Recently, I met Jack Hart, who’s developed a different way of engaging young people. I thought you’d enjoy my interview with him. Part 3 of 3.
Recently, I met Jack Hart, who’s developed a different way of engaging young people. I thought you’d enjoy my interview with him. Part 2 of 3.
Recently, I met Jack Hart, who’s developed a different way of engaging young people. I thought you’d enjoy my interview with him. Part 1 of 3.
Nearly every week I talk to coaches, faculty or staff at schools who say they can’t find students who will “step up to the plate” and serve as a leader.
An Apple Maps fix is on the way. It all started with a leader's apology by Apple CEO Tim Cook. There's a great leadership lesson here for us.
Dear Mr. President, After today—you’ll be able to stop campaigning and begin leading our nation. May I just say, this is great news for the American people. We’ve all grown weary of negative campaign ads blasting the other candidate. What we need now is a leader who can and will win the allegiance of both parties and all citizens by demonstrating competence at getting this country working again, by displaying empathy for all people, and by leading from principles rather than merely reacting to special interest groups lobbying for influence. We need a leader who will take a stand. [caption id="attachment_5934" align="aligncenter" width="569"] By VOA [Public domain], via Wikimedia Commons[/caption]More than anything, however, I want to remind you that you are laying the groundwork for the next generation.

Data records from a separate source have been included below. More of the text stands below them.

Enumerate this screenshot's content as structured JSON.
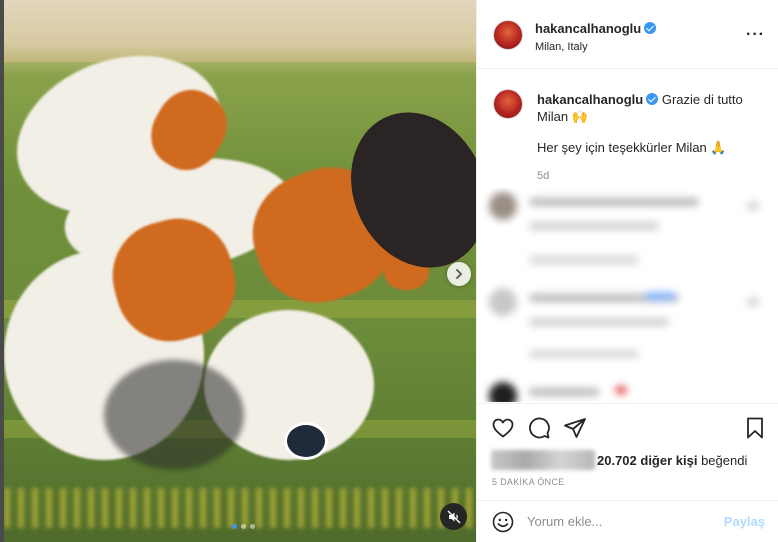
{
  "post": {
    "username": "hakancalhanoglu",
    "location": "Milan, Italy",
    "more_icon": "more-horizontal-icon",
    "media": {
      "slide_count": 3,
      "active_slide": 1,
      "next_icon": "chevron-right-icon",
      "mute_icon": "speaker-muted-icon"
    }
  },
  "caption": {
    "username": "hakancalhanoglu",
    "text_line1": "Grazie di tutto",
    "text_line2": "Milan 🙌",
    "text_tr": "Her şey için teşekkürler Milan 🙏",
    "age": "5d"
  },
  "actions": {
    "like_icon": "heart-icon",
    "comment_icon": "comment-bubble-icon",
    "share_icon": "paper-plane-icon",
    "save_icon": "bookmark-icon",
    "likes_count_text": "20.702 diğer kişi",
    "likes_suffix": " beğendi",
    "posted_time": "5 DAKİKA ÖNCE"
  },
  "comment_form": {
    "emoji_icon": "smiley-icon",
    "placeholder": "Yorum ekle...",
    "submit_label": "Paylaş"
  },
  "colors": {
    "verified": "#3897f0",
    "share_disabled": "#b3dbff",
    "text": "#262626",
    "muted": "#8e8e8e"
  }
}
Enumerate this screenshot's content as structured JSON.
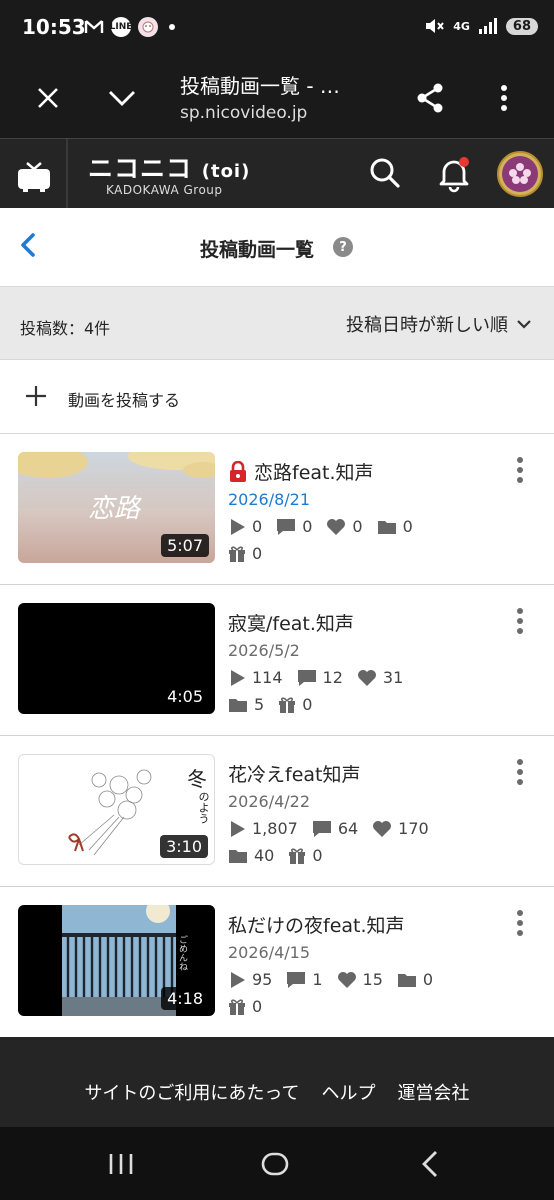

Most of us have been following the aftermath of Hurricane Sandy. The devastating storm, wiped out hundreds of miles of coastline, leaving 600,000 with no power and at last count, killing almost 100 people. It was an unforgettable tragedy. Many who survived have claimed to have “lost loads of memories” due to the hurricane. [caption id="attachment_5920" align="aligncenter" width="570"] photo credit: thenationalguard via flicker cc[/caption] If you work with students, this may be a great opportunity to confront the empathy problem. I’ve cited the University of Michigan study that claims college students today are 40% less empathetic than just ten years ago. Over a decade ago, we witnessed another tragedy with the terrorist attacks on 9/11. Students were among the largest demographic to volunteer to help victims. So far, we’re not seeing many youth visiting New Jersey or New York to help anyone. In fact, I overheard students today laughing at one woman who wept over the loss of her pet dog. Hmm. This may just be a great time to push “pause” and use this experience to build compassion in kids:
It’s a hot button in the news. America’s educational system is broken, both at the K-12 level as well as higher education. The future of education looks bleak. But, how we do to fix it? As I keep my ear to the ground, I predict four big changes we will see in schools over the next ten years. We will see these in schools and universities as our economy and our culture demand change from us.
Here are four big forecasts for the future of education:
I love it when I meet adults who are intentional about preparing kids for a career. I recently met some parents and teachers in Allen, Texas who model this.